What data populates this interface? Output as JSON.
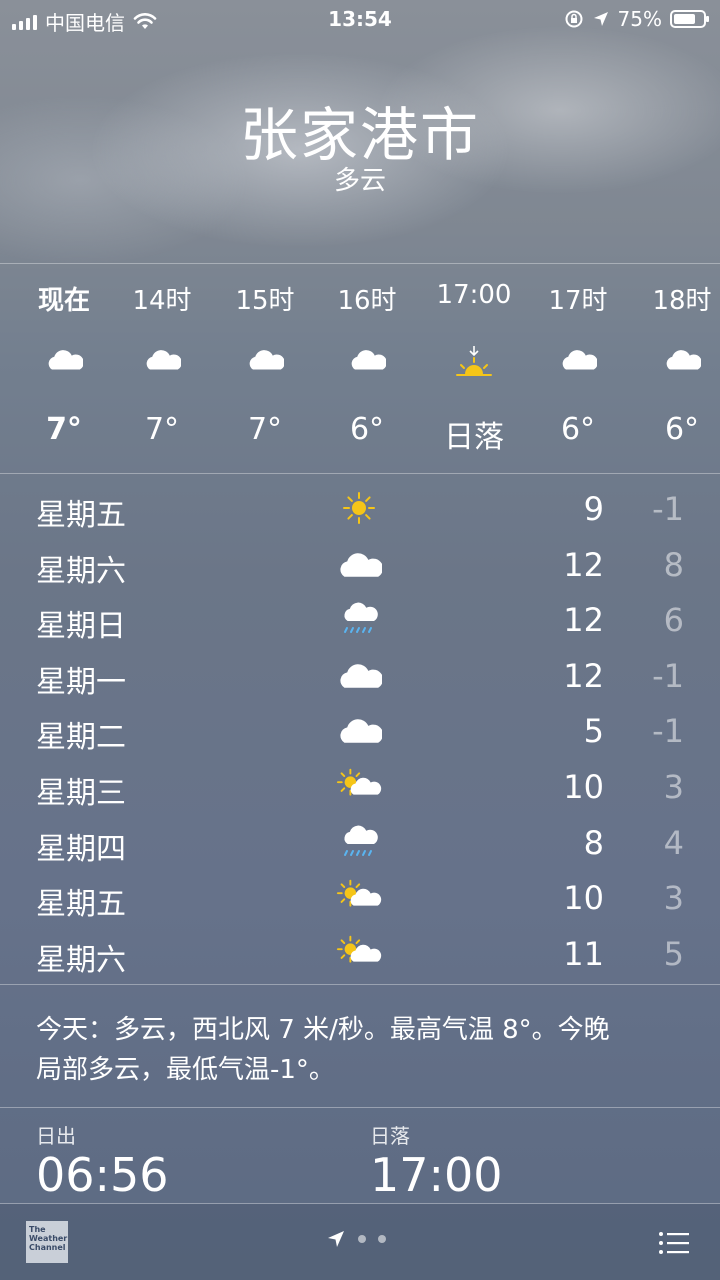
{
  "status_bar": {
    "carrier": "中国电信",
    "time": "13:54",
    "battery_percent": "75%",
    "battery_level": 0.75,
    "icons": [
      "signal-icon",
      "wifi-icon",
      "rotation-lock-icon",
      "location-arrow-icon",
      "battery-icon"
    ]
  },
  "header": {
    "city": "张家港市",
    "condition": "多云"
  },
  "hourly": [
    {
      "time": "现在",
      "icon": "cloud-icon",
      "temp": "7°",
      "bold": true
    },
    {
      "time": "14时",
      "icon": "cloud-icon",
      "temp": "7°"
    },
    {
      "time": "15时",
      "icon": "cloud-icon",
      "temp": "7°"
    },
    {
      "time": "16时",
      "icon": "cloud-icon",
      "temp": "6°"
    },
    {
      "time": "17:00",
      "icon": "sunset-icon",
      "temp": "日落"
    },
    {
      "time": "17时",
      "icon": "cloud-icon",
      "temp": "6°"
    },
    {
      "time": "18时",
      "icon": "cloud-icon",
      "temp": "6°"
    }
  ],
  "daily": [
    {
      "day": "星期五",
      "icon": "sun-icon",
      "high": "9",
      "low": "-1"
    },
    {
      "day": "星期六",
      "icon": "cloud-icon",
      "high": "12",
      "low": "8"
    },
    {
      "day": "星期日",
      "icon": "rain-icon",
      "high": "12",
      "low": "6"
    },
    {
      "day": "星期一",
      "icon": "cloud-icon",
      "high": "12",
      "low": "-1"
    },
    {
      "day": "星期二",
      "icon": "cloud-icon",
      "high": "5",
      "low": "-1"
    },
    {
      "day": "星期三",
      "icon": "partly-sunny-icon",
      "high": "10",
      "low": "3"
    },
    {
      "day": "星期四",
      "icon": "rain-icon",
      "high": "8",
      "low": "4"
    },
    {
      "day": "星期五",
      "icon": "partly-sunny-icon",
      "high": "10",
      "low": "3"
    },
    {
      "day": "星期六",
      "icon": "partly-sunny-icon",
      "high": "11",
      "low": "5"
    }
  ],
  "summary": {
    "line1": "今天：多云，西北风 7 米/秒。最高气温 8°。今晚",
    "line2": "局部多云，最低气温-1°。"
  },
  "sun": {
    "sunrise_label": "日出",
    "sunrise_time": "06:56",
    "sunset_label": "日落",
    "sunset_time": "17:00"
  },
  "bottom_bar": {
    "logo_text": "The Weather Channel",
    "page_count": 2,
    "icons": [
      "weather-channel-logo",
      "location-arrow-icon",
      "page-dot",
      "list-icon"
    ]
  },
  "colors": {
    "sun": "#f5c518",
    "rain": "#5ab4f0",
    "cloud": "#ffffff"
  }
}
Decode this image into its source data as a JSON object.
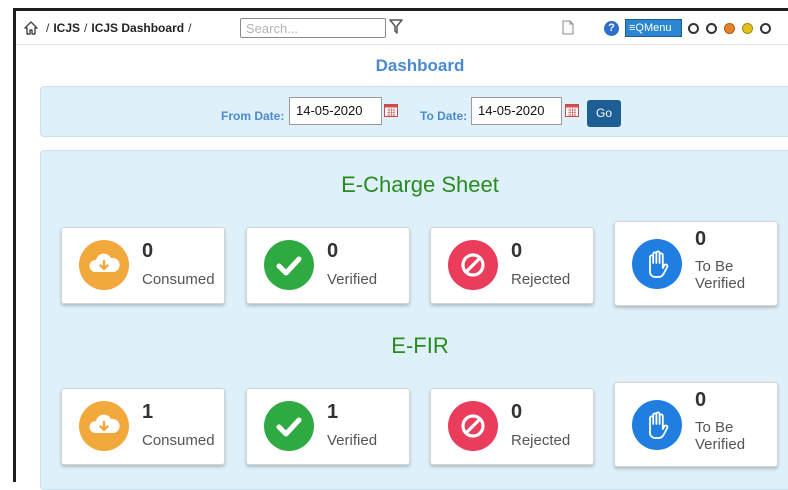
{
  "breadcrumb": {
    "items": [
      "ICJS",
      "ICJS Dashboard"
    ],
    "separator": "/"
  },
  "search": {
    "placeholder": "Search..."
  },
  "toolbar": {
    "qmenu_label": "≡QMenu",
    "help_glyph": "?"
  },
  "page": {
    "title": "Dashboard"
  },
  "date_filter": {
    "from_label": "From Date:",
    "from_value": "14-05-2020",
    "to_label": "To Date:",
    "to_value": "14-05-2020",
    "go_label": "Go"
  },
  "sections": [
    {
      "title": "E-Charge Sheet",
      "cards": [
        {
          "value": "0",
          "label": "Consumed",
          "icon": "cloud-download-icon",
          "color": "#f2a83a"
        },
        {
          "value": "0",
          "label": "Verified",
          "icon": "check-icon",
          "color": "#2faa43"
        },
        {
          "value": "0",
          "label": "Rejected",
          "icon": "ban-icon",
          "color": "#ea3d5b"
        },
        {
          "value": "0",
          "label_line1": "To Be",
          "label_line2": "Verified",
          "icon": "hand-icon",
          "color": "#1f7ee0"
        }
      ]
    },
    {
      "title": "E-FIR",
      "cards": [
        {
          "value": "1",
          "label": "Consumed",
          "icon": "cloud-download-icon",
          "color": "#f2a83a"
        },
        {
          "value": "1",
          "label": "Verified",
          "icon": "check-icon",
          "color": "#2faa43"
        },
        {
          "value": "0",
          "label": "Rejected",
          "icon": "ban-icon",
          "color": "#ea3d5b"
        },
        {
          "value": "0",
          "label_line1": "To Be",
          "label_line2": "Verified",
          "icon": "hand-icon",
          "color": "#1f7ee0"
        }
      ]
    }
  ],
  "theme_dots": [
    "#ffffff",
    "#ffffff",
    "#e8822a",
    "#e2c21a",
    "#ffffff"
  ]
}
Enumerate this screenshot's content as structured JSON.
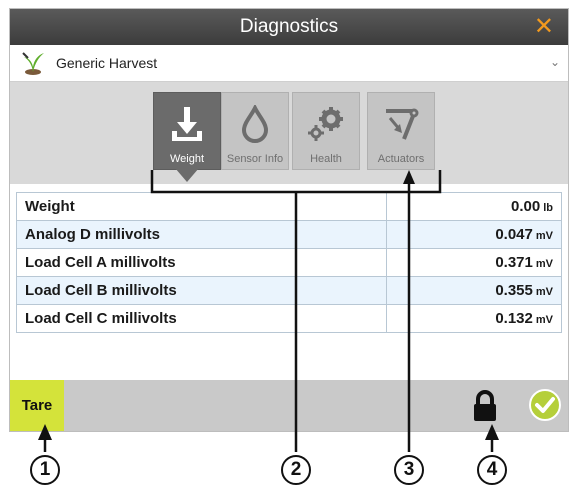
{
  "window": {
    "title": "Diagnostics"
  },
  "profile": {
    "label": "Generic Harvest"
  },
  "tabs": [
    {
      "label": "Weight",
      "icon": "download-tray-icon",
      "active": true
    },
    {
      "label": "Sensor Info",
      "icon": "droplet-icon",
      "active": false
    },
    {
      "label": "Health",
      "icon": "gears-icon",
      "active": false
    },
    {
      "label": "Actuators",
      "icon": "actuator-icon",
      "active": false
    }
  ],
  "table": {
    "rows": [
      {
        "name": "Weight",
        "value": "0.00",
        "unit": "lb"
      },
      {
        "name": "Analog D millivolts",
        "value": "0.047",
        "unit": "mV"
      },
      {
        "name": "Load Cell A millivolts",
        "value": "0.371",
        "unit": "mV"
      },
      {
        "name": "Load Cell B millivolts",
        "value": "0.355",
        "unit": "mV"
      },
      {
        "name": "Load Cell C millivolts",
        "value": "0.132",
        "unit": "mV"
      }
    ]
  },
  "footer": {
    "tare_label": "Tare"
  },
  "callouts": [
    "1",
    "2",
    "3",
    "4"
  ],
  "colors": {
    "accent_orange": "#f39a1e",
    "tare_yellow": "#d4e33a",
    "check_green": "#b5cf3a"
  }
}
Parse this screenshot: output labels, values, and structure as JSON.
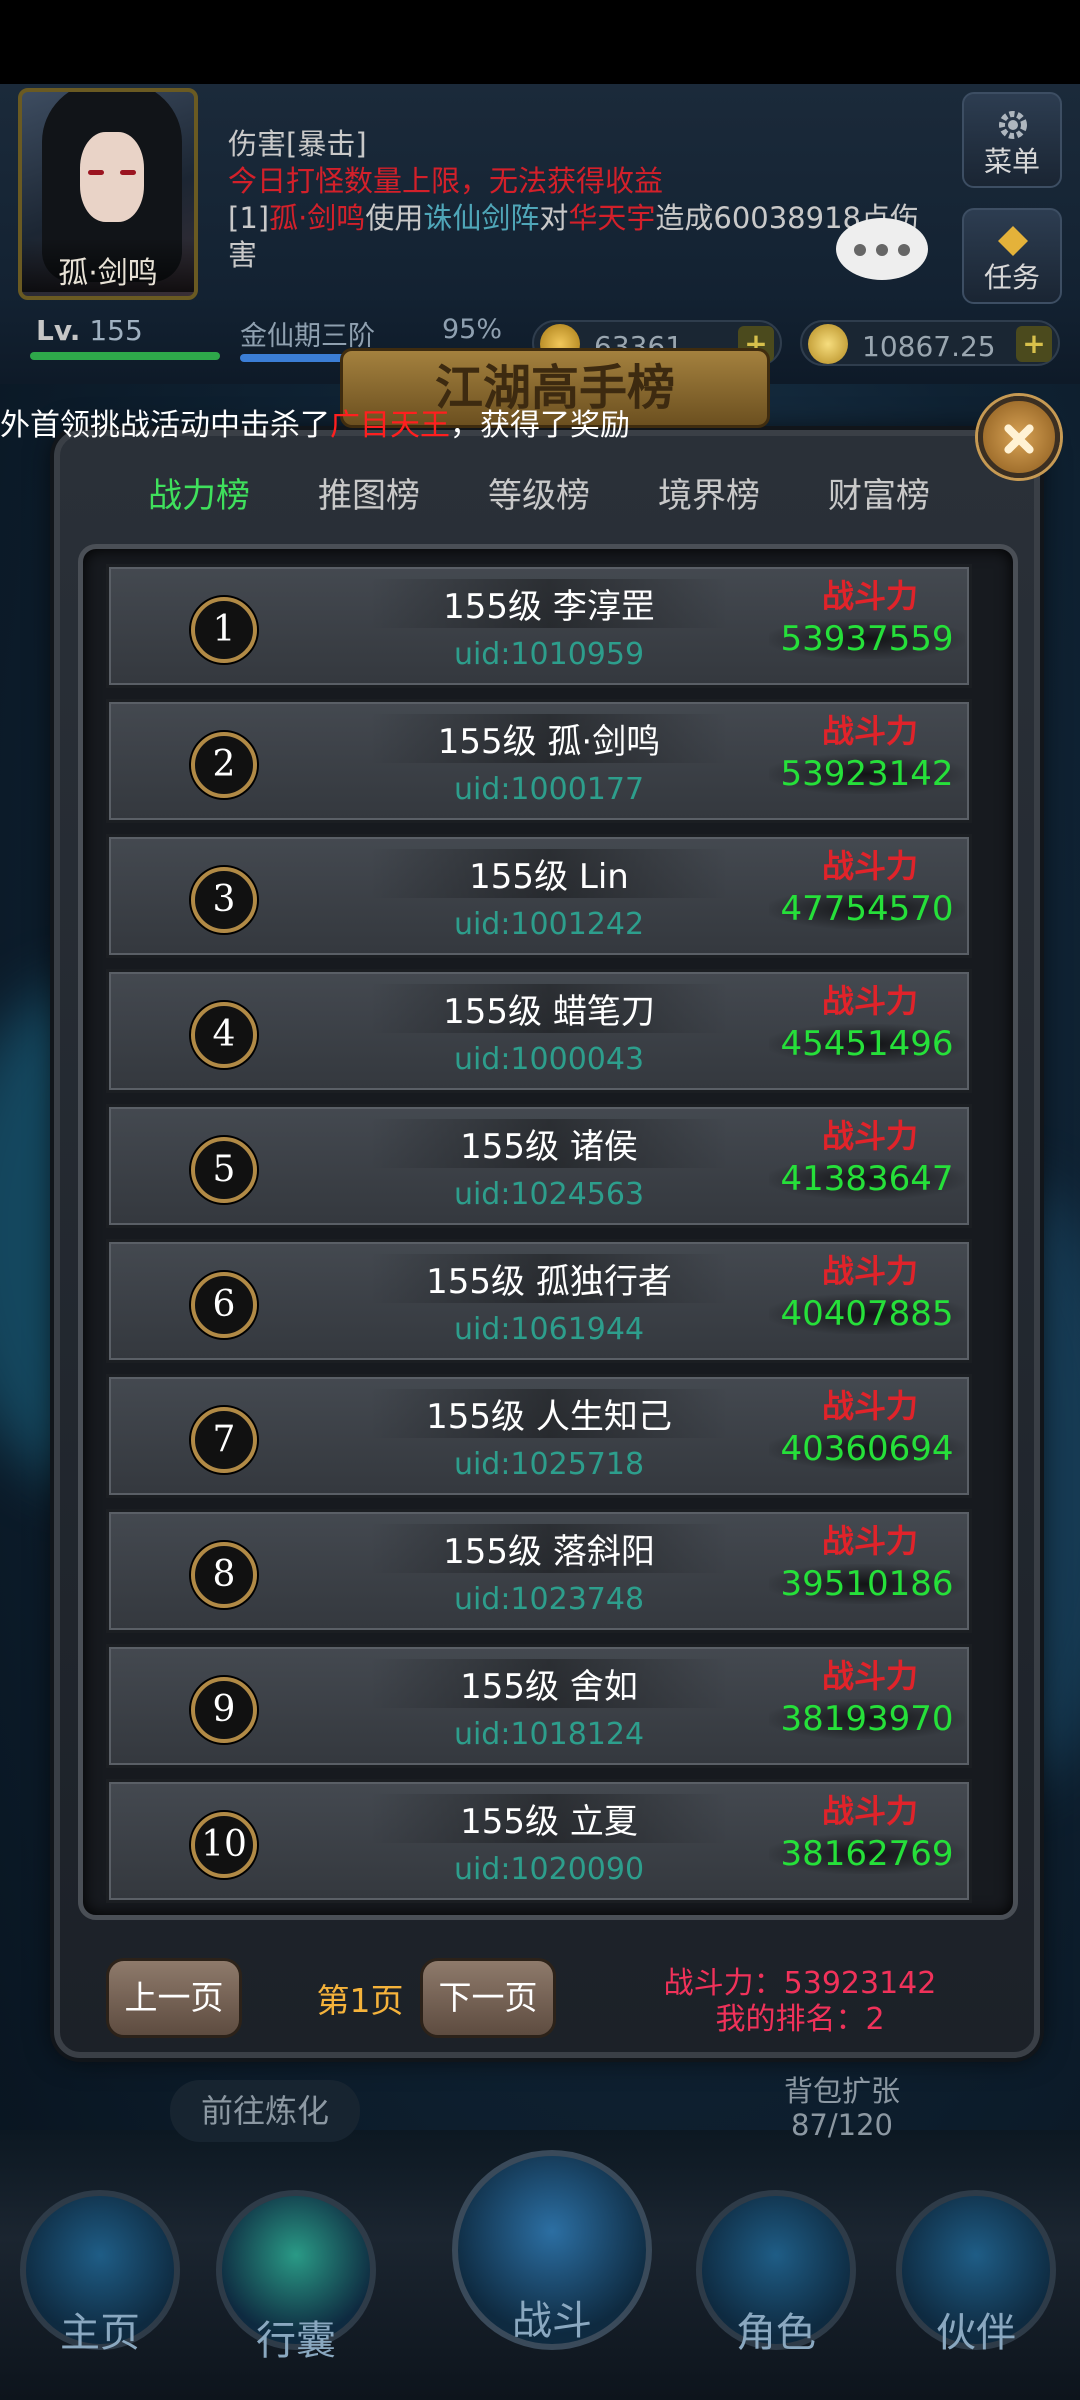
{
  "player": {
    "name": "孤·剑鸣",
    "level_prefix": "Lv.",
    "level": "155",
    "realm": "金仙期三阶",
    "realm_progress": "95%",
    "ingots": "63361",
    "gold": "10867.25"
  },
  "chat": {
    "line1": "伤害[暴击]",
    "line2": "今日打怪数量上限，无法获得收益",
    "line3_prefix": "[1]",
    "line3_player": "孤·剑鸣",
    "line3_use": "使用",
    "line3_skill": "诛仙剑阵",
    "line3_to": "对",
    "line3_target": "华天宇",
    "line3_damage": "造成60038918",
    "line3_suffix": "点伤",
    "line4": "害"
  },
  "side_buttons": {
    "menu": "菜单",
    "task": "任务"
  },
  "broadcast": {
    "prefix": "外首领挑战活动中击杀了",
    "boss": "广目天王",
    "suffix": "，获得了奖励"
  },
  "panel": {
    "title": "江湖高手榜",
    "tabs": [
      "战力榜",
      "推图榜",
      "等级榜",
      "境界榜",
      "财富榜"
    ],
    "active_tab": 0,
    "power_label": "战斗力",
    "rows": [
      {
        "rank": "1",
        "name": "155级 李淳罡",
        "uid": "uid:1010959",
        "power": "53937559"
      },
      {
        "rank": "2",
        "name": "155级 孤·剑鸣",
        "uid": "uid:1000177",
        "power": "53923142"
      },
      {
        "rank": "3",
        "name": "155级 Lin",
        "uid": "uid:1001242",
        "power": "47754570"
      },
      {
        "rank": "4",
        "name": "155级 蜡笔刀",
        "uid": "uid:1000043",
        "power": "45451496"
      },
      {
        "rank": "5",
        "name": "155级 诸侯",
        "uid": "uid:1024563",
        "power": "41383647"
      },
      {
        "rank": "6",
        "name": "155级 孤独行者",
        "uid": "uid:1061944",
        "power": "40407885"
      },
      {
        "rank": "7",
        "name": "155级 人生知己",
        "uid": "uid:1025718",
        "power": "40360694"
      },
      {
        "rank": "8",
        "name": "155级 落斜阳",
        "uid": "uid:1023748",
        "power": "39510186"
      },
      {
        "rank": "9",
        "name": "155级 舍如",
        "uid": "uid:1018124",
        "power": "38193970"
      },
      {
        "rank": "10",
        "name": "155级 立夏",
        "uid": "uid:1020090",
        "power": "38162769"
      }
    ],
    "prev_page": "上一页",
    "page": "第1页",
    "next_page": "下一页",
    "my_power": "战斗力：53923142",
    "my_rank": "我的排名：2"
  },
  "below_panel": {
    "refine": "前往炼化",
    "bag_label": "背包扩张",
    "bag_count": "87/120"
  },
  "bottom_nav": [
    "主页",
    "行囊",
    "战斗",
    "角色",
    "伙伴"
  ],
  "colors": {
    "active_tab": "#3fe05c",
    "power_value": "#26e03a",
    "power_label": "#e0232a",
    "uid": "#2d9e8c",
    "page": "#f5b33b"
  }
}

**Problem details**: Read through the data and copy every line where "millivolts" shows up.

**Response area**:
        "name": "Analog D millivolts",
        "name": "Load Cell A millivolts",
        "name": "Load Cell B millivolts",
        "name": "Load Cell C millivolts",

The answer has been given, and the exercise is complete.